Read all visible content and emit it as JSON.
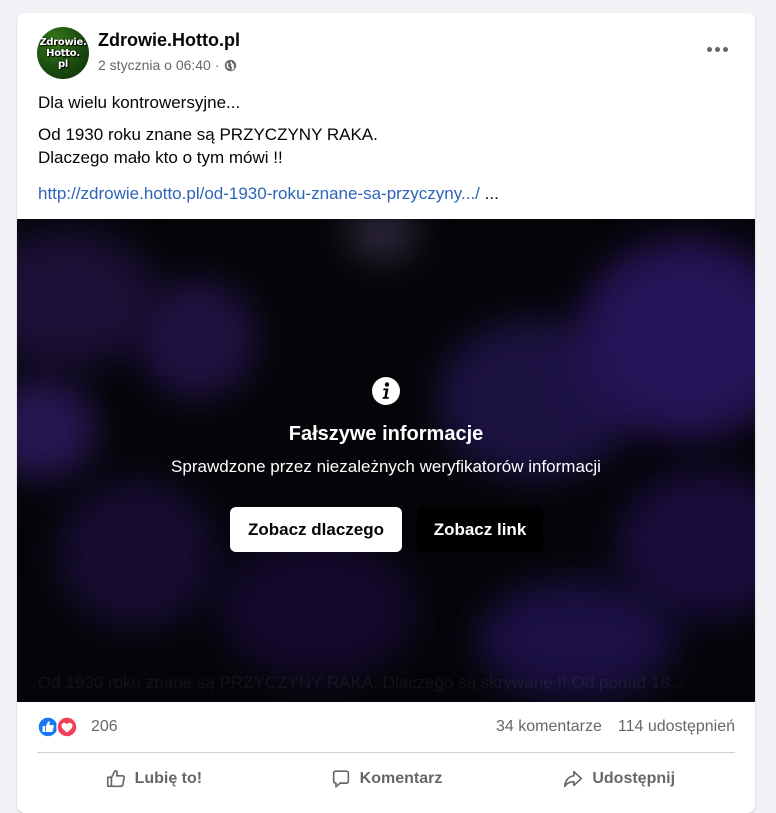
{
  "post": {
    "page_name": "Zdrowie.Hotto.pl",
    "avatar_text": [
      "Zdrowie.",
      "Hotto.",
      "pl"
    ],
    "timestamp": "2 stycznia o 06:40",
    "separator": "·",
    "audience_icon": "globe-icon",
    "more_icon": "more-options-icon",
    "text_line1": "Dla wielu kontrowersyjne...",
    "text_line2": "Od 1930 roku znane są PRZYCZYNY RAKA.",
    "text_line3": "Dlaczego mało kto o tym mówi  !!",
    "link": "http://zdrowie.hotto.pl/od-1930-roku-znane-sa-przyczyny.../",
    "link_ellipsis": "..."
  },
  "fact_check": {
    "icon": "info-icon",
    "title": "Fałszywe informacje",
    "subtitle": "Sprawdzone przez niezależnych weryfikatorów informacji",
    "see_why_label": "Zobacz dlaczego",
    "see_link_label": "Zobacz link",
    "background_text": "Od 1930 roku znane są PRZYCZYNY RAKA. Dlaczego są skrywane !! Od ponad 18..."
  },
  "stats": {
    "reaction_icons": [
      "like-reaction-icon",
      "love-reaction-icon"
    ],
    "reaction_count": "206",
    "comments": "34 komentarze",
    "shares": "114 udostępnień"
  },
  "actions": {
    "like_label": "Lubię to!",
    "comment_label": "Komentarz",
    "share_label": "Udostępnij"
  },
  "colors": {
    "link": "#2e64b8",
    "like_blue": "#1877f2",
    "love_red": "#f33e58",
    "muted": "#65676b"
  }
}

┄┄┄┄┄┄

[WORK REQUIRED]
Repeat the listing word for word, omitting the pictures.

[WRITTEN RESPONSE]
Read all visible content and emit it as JSON.
{
  "post": {
    "page_name": "Zdrowie.Hotto.pl",
    "avatar_text": [
      "Zdrowie.",
      "Hotto.",
      "pl"
    ],
    "timestamp": "2 stycznia o 06:40",
    "separator": "·",
    "audience_icon": "globe-icon",
    "more_icon": "more-options-icon",
    "text_line1": "Dla wielu kontrowersyjne...",
    "text_line2": "Od 1930 roku znane są PRZYCZYNY RAKA.",
    "text_line3": "Dlaczego mało kto o tym mówi  !!",
    "link": "http://zdrowie.hotto.pl/od-1930-roku-znane-sa-przyczyny.../",
    "link_ellipsis": "..."
  },
  "fact_check": {
    "icon": "info-icon",
    "title": "Fałszywe informacje",
    "subtitle": "Sprawdzone przez niezależnych weryfikatorów informacji",
    "see_why_label": "Zobacz dlaczego",
    "see_link_label": "Zobacz link",
    "background_text": "Od 1930 roku znane są PRZYCZYNY RAKA. Dlaczego są skrywane !! Od ponad 18..."
  },
  "stats": {
    "reaction_icons": [
      "like-reaction-icon",
      "love-reaction-icon"
    ],
    "reaction_count": "206",
    "comments": "34 komentarze",
    "shares": "114 udostępnień"
  },
  "actions": {
    "like_label": "Lubię to!",
    "comment_label": "Komentarz",
    "share_label": "Udostępnij"
  },
  "colors": {
    "link": "#2e64b8",
    "like_blue": "#1877f2",
    "love_red": "#f33e58",
    "muted": "#65676b"
  }
}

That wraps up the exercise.